The answer should be a faithful retyping of the records that follow, pictures excluded.

[[ Source material, beginning ]]

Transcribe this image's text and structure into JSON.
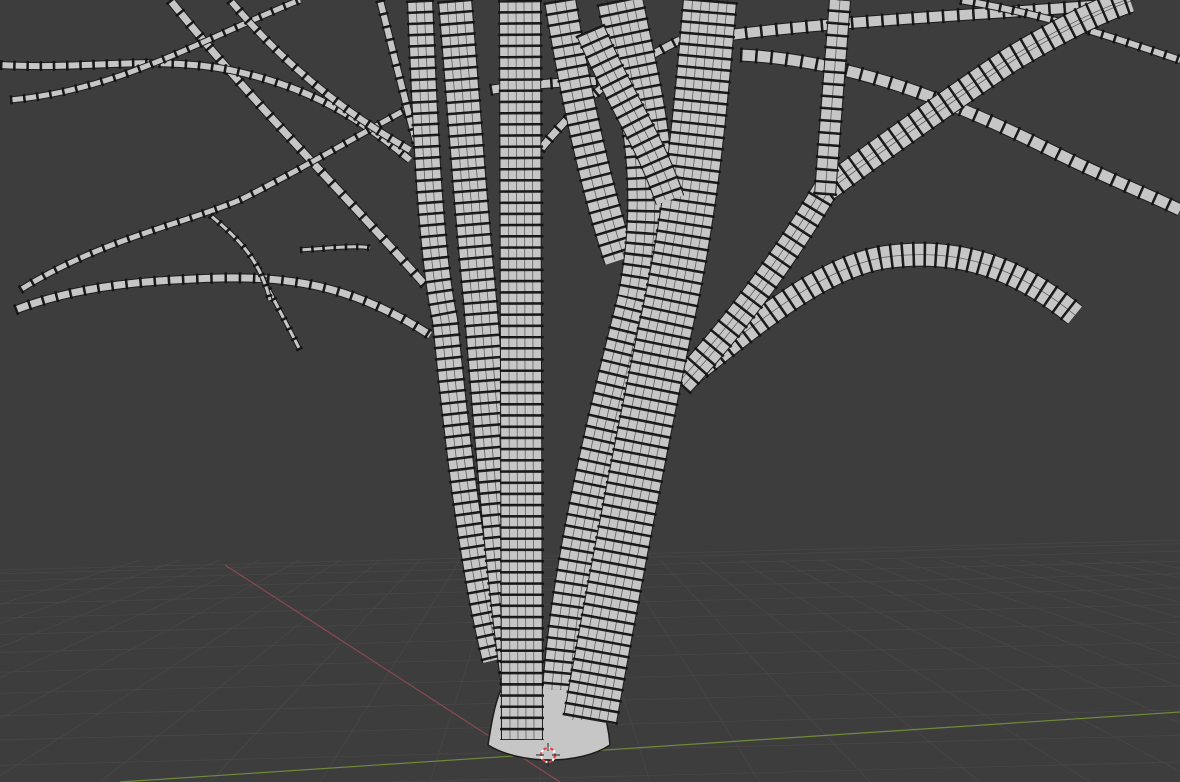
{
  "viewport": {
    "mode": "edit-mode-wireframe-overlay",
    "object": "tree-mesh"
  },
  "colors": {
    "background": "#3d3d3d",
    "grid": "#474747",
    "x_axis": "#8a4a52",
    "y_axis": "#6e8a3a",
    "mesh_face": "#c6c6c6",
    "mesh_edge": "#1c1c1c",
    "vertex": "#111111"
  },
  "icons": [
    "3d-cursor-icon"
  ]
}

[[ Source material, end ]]

- [Exercise response]:
Transcribe this image's text and structure into JSON.
{
  "viewport": {
    "mode": "edit-mode-wireframe-overlay",
    "object": "tree-mesh"
  },
  "colors": {
    "background": "#3d3d3d",
    "grid": "#474747",
    "x_axis": "#8a4a52",
    "y_axis": "#6e8a3a",
    "mesh_face": "#c6c6c6",
    "mesh_edge": "#1c1c1c",
    "vertex": "#111111"
  },
  "icons": [
    "3d-cursor-icon"
  ]
}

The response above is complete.